Barack Obama’s first chief of staff, Rahm Emanuel, famously, and cynically, said, “You never want a serious crisis to go to waste.” As has become increasingly clear, teachers unions across the nation have used that advice as their playbook during the COVID-19 pandemic.
Exploiting a crisis, as the teachers unions have done for the past 11 months, carries significant risks, however, and the unions will likely soon understand that their strategy of stalling the reopening of schools has backfired. Exhausted parents and exasperated public officials – even some of the most far-left progressive advocates of teachers unions – are increasingly expressing their dismay at the unions’ unwillingness to allow children back into classrooms.
The unions have presented a two-pronged argument for keeping the classrooms closed. First, contrary to the evidence, they argue that virtual education is an adequate replacement for in-person instruction. The majority of students in America’s largest cities have been out of the classroom for almost an entire year, and we now have sufficient data and studies that refute the unions’ arguments. The nonprofit research organization the Rand Corporation, for example, recently produced a study detailing the many ways virtual education has failed to meet students’ academic and emotional needs.
The second part of the unions’ argument in favor of keeping classroom doors shut is the theory that teachers face an undue risk if they go back to in-person instruction. Again, the unions are resolutely determined to ignore the facts. A new study from the Centers for Disease Control and Prevention (CDC) shows that schools pose no great risk of virus transmission, and schools in many parts of the world and in America have reopened safely. Even in cities with extreme lockdown measures such as Chicago, Washington, DC, and New York City, private schools have found ways to conduct in-person lessons, and to do so safely. Public schools have opened in many districts, as states across the country have opened.
Scientific facts are stubborn things, but the unions seem not to care.
There are, however, other types of facts at play, and the unions would be well-advised to take note of two facts, in particular. Fact number one: parents are increasingly wary of the unions’ antics, and, fact number two: progressive officials in Democrat-run cities (normally so accommodating to the unions’ demands) are increasingly willing to tell the public the real reason classrooms are closed – the unions are playing games.

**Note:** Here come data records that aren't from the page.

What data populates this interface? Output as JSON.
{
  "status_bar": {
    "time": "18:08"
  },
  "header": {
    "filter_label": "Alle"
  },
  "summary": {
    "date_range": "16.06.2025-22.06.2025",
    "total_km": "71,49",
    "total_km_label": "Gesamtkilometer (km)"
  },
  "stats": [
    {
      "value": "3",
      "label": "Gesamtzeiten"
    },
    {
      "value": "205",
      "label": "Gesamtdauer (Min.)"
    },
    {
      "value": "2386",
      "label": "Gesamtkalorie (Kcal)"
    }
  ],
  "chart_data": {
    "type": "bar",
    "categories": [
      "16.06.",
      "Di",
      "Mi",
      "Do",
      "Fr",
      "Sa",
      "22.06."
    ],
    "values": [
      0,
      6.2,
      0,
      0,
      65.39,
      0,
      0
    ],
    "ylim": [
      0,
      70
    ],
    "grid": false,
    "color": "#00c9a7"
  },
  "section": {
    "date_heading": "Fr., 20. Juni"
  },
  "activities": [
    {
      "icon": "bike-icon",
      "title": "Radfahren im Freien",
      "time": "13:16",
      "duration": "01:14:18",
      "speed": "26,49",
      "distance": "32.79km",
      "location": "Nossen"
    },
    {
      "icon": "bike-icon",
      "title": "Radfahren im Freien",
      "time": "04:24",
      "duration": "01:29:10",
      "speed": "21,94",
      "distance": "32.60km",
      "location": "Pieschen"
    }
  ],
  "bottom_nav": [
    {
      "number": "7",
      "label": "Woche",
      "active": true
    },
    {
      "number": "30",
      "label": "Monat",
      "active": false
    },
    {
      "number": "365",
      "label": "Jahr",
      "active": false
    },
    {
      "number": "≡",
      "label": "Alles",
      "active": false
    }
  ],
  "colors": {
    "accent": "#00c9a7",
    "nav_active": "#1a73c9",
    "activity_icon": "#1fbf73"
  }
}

It should come as no surprise that as parents have gotten wise to the teachers unions’ endless delaying strategies, their positive image of the unions has declined. Last August’s annual Rasmussen poll on public impressions of teacher unions shows a decline in the unions’ image, as more Americans believe the unions are looking out for themselves more than they are for students.
Parents are expressing their displeasure with the unions not only through their answers to public opinion polls but also through an even more powerful form of expression – by taking their children out of the public school system.
As private schools have prioritized in-person instruction, parents have flocked to those schools, even where tuition costs are steep.
Homeschooling is also on the rise, and more parents are taking their children out of virtual schooling that revolves around teachers unions, preferring instead to have the flexibility and control of their children’s education.
At the same time that parents are questioning why the teachers unions have so much control over when the schools are allowed to reopen, liberal mayors and city officials are showing similar levels of frustration.
Washington, DC’s liberal mayor Muriel Bowser showed her dismay this past week with the teachers unions’ threat to stage protest and stay home from their first week back in classrooms. “I have to tell you that, just like anyone who is sitting here, when your boss tells you that this [is] where you need to be at work, that’s where you got to be.”
Chicago mayor Lori Lightfoot, no conservative, to be sure, has been in a heated match with the union there for months. Last week, she noted that her administration has been “a voice and advocate for those parents who just want options. And in this day, the CTU [Chicago Teachers Union] leadership has failed and left us with a big bag of nothing.”
“A big bag of nothing” is a fair assessment of what many parents feel online schooling has provided for their children.
There’s a fine line between Rahm Emanuel’s exhortation to make sure a crisis “never goes to waste,” and turning a health crisis into a national education emergency, and using children as pawns in a political struggle. If the unions don’t alter their stance and start prioritizing children’s education, they may quickly find they have no bargaining chips left to play.
Jenny Beth Martin is Honorary Chairman of Tea Party Patriots Action.